It is necessary to engage a forensic accountant or other qualified counsel because these professionals work with insurance claims every day, and they naturally will think of things a business might never even consider. Further, under most business interruption policies, payments for some professional services are covered under the business policy, so, at the end of the day, there usually isn't any extra cost. Ultimately, these professionals can add tremendous value in ensuring there is no misstep, optimizing coverage options, processing compliant paperwork on time and making sure you get paid quickly.
One final point: companies may be able to apply for a cash advance, an important potential benefit of which companies often are unaware.

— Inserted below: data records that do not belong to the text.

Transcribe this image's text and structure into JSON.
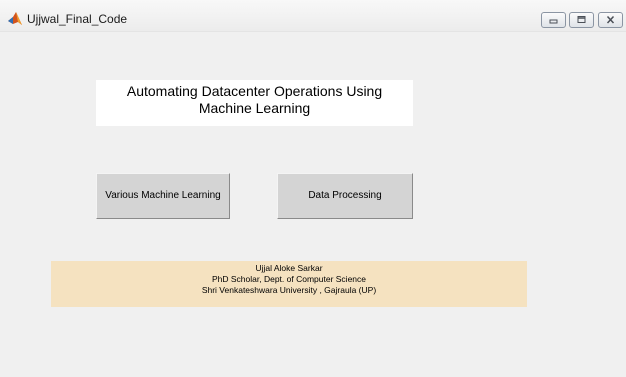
{
  "window": {
    "title": "Ujjwal_Final_Code",
    "app_icon": "matlab-icon",
    "controls": [
      "minimize-icon",
      "maximize-icon",
      "close-icon"
    ]
  },
  "heading": {
    "line1": "Automating Datacenter Operations Using",
    "line2": "Machine Learning"
  },
  "buttons": {
    "ml_label": "Various Machine Learning",
    "dp_label": "Data Processing"
  },
  "credits": {
    "name": "Ujjal Aloke Sarkar",
    "position": "PhD Scholar, Dept. of Computer Science",
    "institution": "Shri Venkateshwara University , Gajraula (UP)"
  },
  "colors": {
    "window_bg": "#f0f0f0",
    "heading_bg": "#ffffff",
    "button_bg": "#d4d4d4",
    "credits_bg": "#f5e2c0"
  }
}
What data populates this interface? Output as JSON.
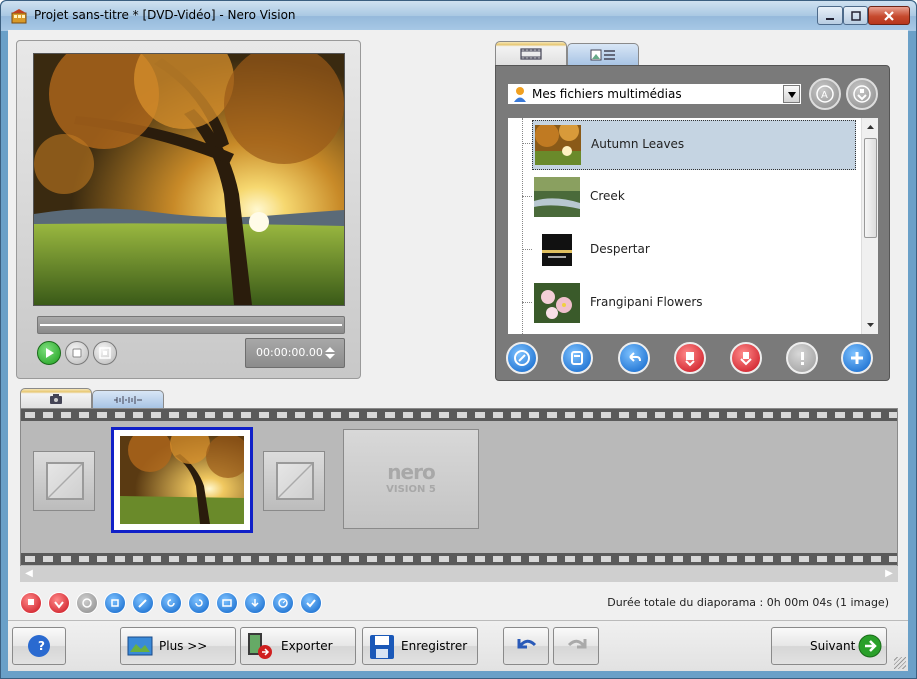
{
  "window": {
    "title": "Projet sans-titre * [DVD-Vidéo] - Nero Vision",
    "controls": [
      "minimize",
      "maximize",
      "close"
    ]
  },
  "preview": {
    "timecode": "00:00:00.00",
    "progress": 0,
    "buttons": [
      "play-icon",
      "stop-icon",
      "fullscreen-icon"
    ]
  },
  "media": {
    "tabs": [
      "film-icon",
      "photo-list-icon"
    ],
    "source_selected": "Mes fichiers multimédias",
    "items": [
      {
        "label": "Autumn Leaves",
        "selected": true
      },
      {
        "label": "Creek",
        "selected": false
      },
      {
        "label": "Despertar",
        "selected": false
      },
      {
        "label": "Frangipani Flowers",
        "selected": false
      }
    ],
    "action_icons": [
      "browse-icon",
      "import-icon",
      "back-icon",
      "red-dots-icon",
      "red-down-icon",
      "info-icon",
      "add-icon"
    ]
  },
  "storyboard": {
    "tabs": [
      "camera-icon",
      "audio-wave-icon"
    ],
    "brand_logo_main": "nero",
    "brand_logo_sub": "VISION 5",
    "duration_text": "Durée totale du diaporama : 0h 00m 04s (1 image)"
  },
  "bottom": {
    "help_label": "?",
    "more_label": "Plus >>",
    "export_label": "Exporter",
    "save_label": "Enregistrer",
    "next_label": "Suivant"
  },
  "colors": {
    "selection_border": "#1020c8",
    "list_selection": "#c5d4e2",
    "panel_gray": "#7a7a7a",
    "tab_accent": "#e8c874"
  }
}
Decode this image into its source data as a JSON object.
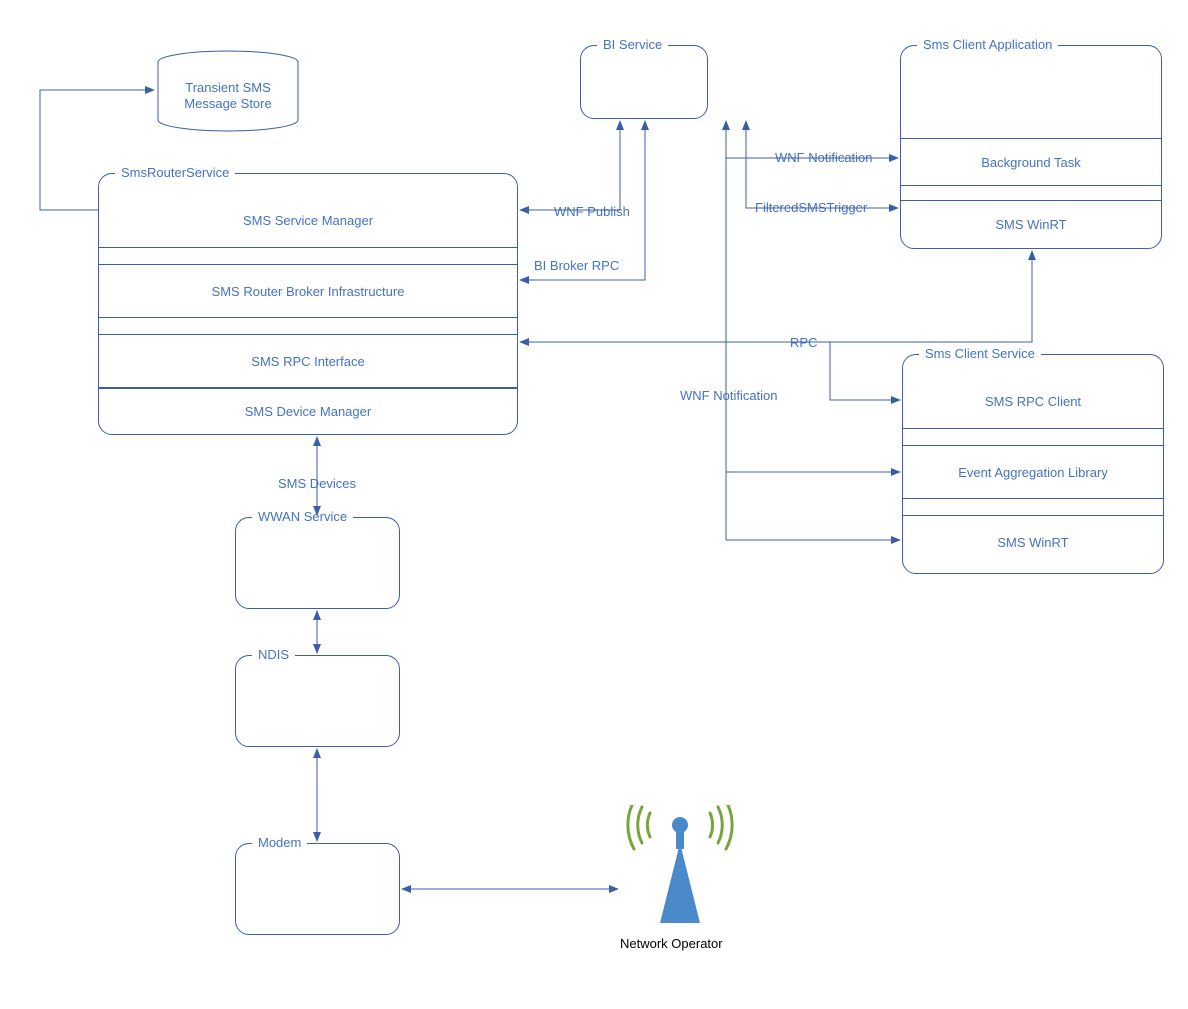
{
  "nodes": {
    "transientStore": "Transient SMS\nMessage Store",
    "smsRouterService": "SmsRouterService",
    "smsServiceManager": "SMS Service Manager",
    "smsRouterBroker": "SMS Router Broker Infrastructure",
    "smsRpcInterface": "SMS RPC Interface",
    "smsDeviceManager": "SMS Device Manager",
    "biService": "BI Service",
    "smsClientApp": "Sms Client Application",
    "backgroundTask": "Background Task",
    "smsWinRT1": "SMS WinRT",
    "smsClientService": "Sms Client Service",
    "smsRpcClient": "SMS RPC Client",
    "eventAggregation": "Event Aggregation Library",
    "smsWinRT2": "SMS WinRT",
    "wwanService": "WWAN Service",
    "ndis": "NDIS",
    "modem": "Modem",
    "networkOperator": "Network Operator"
  },
  "edges": {
    "smsDevices": "SMS Devices",
    "wnfPublish": "WNF Publish",
    "biBrokerRpc": "BI Broker RPC",
    "wnfNotification1": "WNF Notification",
    "filteredSmsTrigger": "FilteredSMSTrigger",
    "wnfNotification2": "WNF Notification",
    "rpc": "RPC"
  }
}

Don't be shy about asking an insurance company for an advance payment, and seek assistance from a qualified professional to generate specialized paperwork and quantitative reporting. Such payments can be welcome relief as companies process the rest of paperwork and attempt to resume business operations.
Editor: Where utilities are unable to service businesses, as in Japan today, what protections are available?

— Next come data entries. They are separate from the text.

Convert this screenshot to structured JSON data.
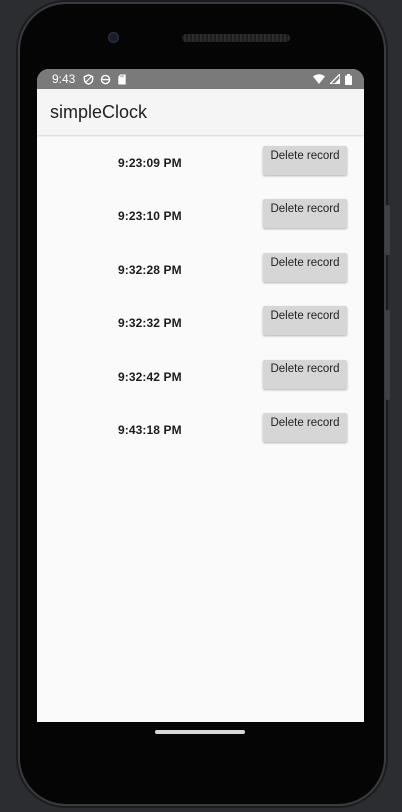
{
  "status_bar": {
    "time": "9:43",
    "icons_left": [
      "shield-icon",
      "sync-icon",
      "sd-card-icon"
    ],
    "icons_right": [
      "wifi-icon",
      "signal-icon",
      "battery-icon"
    ]
  },
  "app_bar": {
    "title": "simpleClock"
  },
  "records": [
    {
      "time": "9:23:09 PM",
      "button_label": "Delete record"
    },
    {
      "time": "9:23:10 PM",
      "button_label": "Delete record"
    },
    {
      "time": "9:32:28 PM",
      "button_label": "Delete record"
    },
    {
      "time": "9:32:32 PM",
      "button_label": "Delete record"
    },
    {
      "time": "9:32:42 PM",
      "button_label": "Delete record"
    },
    {
      "time": "9:43:18 PM",
      "button_label": "Delete record"
    }
  ],
  "colors": {
    "status_bar": "#7a7a7a",
    "app_bar": "#f5f5f5",
    "background": "#fafafa",
    "button": "#d6d6d6"
  }
}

Cohen: There are some insurance policies that can help. While policies generally require damage to the property of a utility supplier, there also is coverage for your loss of income or burden of extra expense. For example, impounded water coverage applies in the event that water is used as a raw material - for power or in a manufacturing process. Some policies have specific coverage for situations in which such necessary resources become unavailable. One caveat is that sometimes utilities coverage is limited in duration and often subject to waiting periods or deductibles, but businesses should always look for these specific provisions in policies.
Editor: What protection does an owner have when there is a government order that blocks off his premises from occupancy?
Cohen: That does happen. In mining accidents, for example, the government can shut down the mine for safety reasons and, as a result, all operations cease.
Unlike business interruption coverage, some policies require no physical damage to invoke the civil authority coverage. It is important to be aware of specific provisions in most business interruption policies that cover a civil authority intervening and blocking off access to the premises.
Editor: In light of the enormous and unforeseen losses in Japan, how can business owners respond today and plan for the future?
Cohen: In responding to disaster, the first step is to determine current coverage by locating and analyzing every active policy. Next, businesses should consult with a team of professionals - accountants, lawyers and brokers - and try to understand exactly what coverage is available. Most laypeople never actually read their policies and might have difficulty understanding insurance language; thus, a team of professionals can manage this process of identifying business and insurance issues.
Proactively, companies should identify business needs and purchase policies in advance that address those needs. Given that not every business can afford insurance to cover every possibility, companies must prioritize risks and then purchase policies that strategically cover as many as possible.